## [Requirement]
Every entry should be repeated exactly as written.

+ + + +

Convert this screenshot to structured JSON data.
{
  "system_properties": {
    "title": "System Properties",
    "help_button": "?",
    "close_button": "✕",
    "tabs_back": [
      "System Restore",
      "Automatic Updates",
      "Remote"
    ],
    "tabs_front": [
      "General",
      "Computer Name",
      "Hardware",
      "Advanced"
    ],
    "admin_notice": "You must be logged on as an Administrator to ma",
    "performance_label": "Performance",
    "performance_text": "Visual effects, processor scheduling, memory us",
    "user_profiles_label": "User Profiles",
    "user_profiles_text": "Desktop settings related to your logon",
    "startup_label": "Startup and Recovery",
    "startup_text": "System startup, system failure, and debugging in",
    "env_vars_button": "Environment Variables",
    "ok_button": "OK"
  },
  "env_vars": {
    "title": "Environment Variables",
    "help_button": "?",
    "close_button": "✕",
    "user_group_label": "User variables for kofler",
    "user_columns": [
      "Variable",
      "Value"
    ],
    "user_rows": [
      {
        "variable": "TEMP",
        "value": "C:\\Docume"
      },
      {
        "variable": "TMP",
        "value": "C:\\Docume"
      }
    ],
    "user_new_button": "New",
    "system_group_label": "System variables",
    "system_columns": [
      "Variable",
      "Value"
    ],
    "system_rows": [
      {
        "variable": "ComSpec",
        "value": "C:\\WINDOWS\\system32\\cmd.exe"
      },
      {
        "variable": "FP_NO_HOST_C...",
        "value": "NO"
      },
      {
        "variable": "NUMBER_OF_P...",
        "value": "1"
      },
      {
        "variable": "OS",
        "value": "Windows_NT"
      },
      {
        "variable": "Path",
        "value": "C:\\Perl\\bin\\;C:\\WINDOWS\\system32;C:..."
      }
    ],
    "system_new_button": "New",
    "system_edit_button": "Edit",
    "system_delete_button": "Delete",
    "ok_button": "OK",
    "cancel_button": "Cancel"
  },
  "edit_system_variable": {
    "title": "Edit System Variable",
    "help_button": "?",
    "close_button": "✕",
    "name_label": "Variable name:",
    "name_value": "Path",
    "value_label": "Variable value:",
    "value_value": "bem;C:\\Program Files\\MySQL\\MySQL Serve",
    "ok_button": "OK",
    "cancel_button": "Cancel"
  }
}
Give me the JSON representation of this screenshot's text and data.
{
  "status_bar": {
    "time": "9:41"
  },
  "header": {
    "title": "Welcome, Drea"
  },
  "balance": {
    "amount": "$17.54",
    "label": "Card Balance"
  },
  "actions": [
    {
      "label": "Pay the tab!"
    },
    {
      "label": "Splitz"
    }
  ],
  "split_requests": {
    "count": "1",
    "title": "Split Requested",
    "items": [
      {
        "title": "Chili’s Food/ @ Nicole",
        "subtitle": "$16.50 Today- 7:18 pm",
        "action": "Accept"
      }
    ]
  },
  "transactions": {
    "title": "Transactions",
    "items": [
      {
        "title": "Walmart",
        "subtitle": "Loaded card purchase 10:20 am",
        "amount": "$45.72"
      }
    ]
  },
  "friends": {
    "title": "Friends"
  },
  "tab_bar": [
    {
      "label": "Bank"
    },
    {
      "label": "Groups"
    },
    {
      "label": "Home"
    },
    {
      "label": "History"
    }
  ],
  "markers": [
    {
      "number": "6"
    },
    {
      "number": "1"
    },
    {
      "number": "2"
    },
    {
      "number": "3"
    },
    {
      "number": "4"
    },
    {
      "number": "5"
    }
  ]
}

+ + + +

## [Exercise result]
Convert this screenshot to structured JSON data.
{
  "system_properties": {
    "title": "System Properties",
    "help_button": "?",
    "close_button": "✕",
    "tabs_back": [
      "System Restore",
      "Automatic Updates",
      "Remote"
    ],
    "tabs_front": [
      "General",
      "Computer Name",
      "Hardware",
      "Advanced"
    ],
    "admin_notice": "You must be logged on as an Administrator to ma",
    "performance_label": "Performance",
    "performance_text": "Visual effects, processor scheduling, memory us",
    "user_profiles_label": "User Profiles",
    "user_profiles_text": "Desktop settings related to your logon",
    "startup_label": "Startup and Recovery",
    "startup_text": "System startup, system failure, and debugging in",
    "env_vars_button": "Environment Variables",
    "ok_button": "OK"
  },
  "env_vars": {
    "title": "Environment Variables",
    "help_button": "?",
    "close_button": "✕",
    "user_group_label": "User variables for kofler",
    "user_columns": [
      "Variable",
      "Value"
    ],
    "user_rows": [
      {
        "variable": "TEMP",
        "value": "C:\\Docume"
      },
      {
        "variable": "TMP",
        "value": "C:\\Docume"
      }
    ],
    "user_new_button": "New",
    "system_group_label": "System variables",
    "system_columns": [
      "Variable",
      "Value"
    ],
    "system_rows": [
      {
        "variable": "ComSpec",
        "value": "C:\\WINDOWS\\system32\\cmd.exe"
      },
      {
        "variable": "FP_NO_HOST_C...",
        "value": "NO"
      },
      {
        "variable": "NUMBER_OF_P...",
        "value": "1"
      },
      {
        "variable": "OS",
        "value": "Windows_NT"
      },
      {
        "variable": "Path",
        "value": "C:\\Perl\\bin\\;C:\\WINDOWS\\system32;C:..."
      }
    ],
    "system_new_button": "New",
    "system_edit_button": "Edit",
    "system_delete_button": "Delete",
    "ok_button": "OK",
    "cancel_button": "Cancel"
  },
  "edit_system_variable": {
    "title": "Edit System Variable",
    "help_button": "?",
    "close_button": "✕",
    "name_label": "Variable name:",
    "name_value": "Path",
    "value_label": "Variable value:",
    "value_value": "bem;C:\\Program Files\\MySQL\\MySQL Serve",
    "ok_button": "OK",
    "cancel_button": "Cancel"
  }
}
Give me the JSON representation of this screenshot's text and data.
{
  "status_bar": {
    "time": "9:41"
  },
  "header": {
    "title": "Welcome, Drea"
  },
  "balance": {
    "amount": "$17.54",
    "label": "Card Balance"
  },
  "actions": [
    {
      "label": "Pay the tab!"
    },
    {
      "label": "Splitz"
    }
  ],
  "split_requests": {
    "count": "1",
    "title": "Split Requested",
    "items": [
      {
        "title": "Chili’s Food/ @ Nicole",
        "subtitle": "$16.50 Today- 7:18 pm",
        "action": "Accept"
      }
    ]
  },
  "transactions": {
    "title": "Transactions",
    "items": [
      {
        "title": "Walmart",
        "subtitle": "Loaded card purchase 10:20 am",
        "amount": "$45.72"
      }
    ]
  },
  "friends": {
    "title": "Friends"
  },
  "tab_bar": [
    {
      "label": "Bank"
    },
    {
      "label": "Groups"
    },
    {
      "label": "Home"
    },
    {
      "label": "History"
    }
  ],
  "markers": [
    {
      "number": "6"
    },
    {
      "number": "1"
    },
    {
      "number": "2"
    },
    {
      "number": "3"
    },
    {
      "number": "4"
    },
    {
      "number": "5"
    }
  ]
}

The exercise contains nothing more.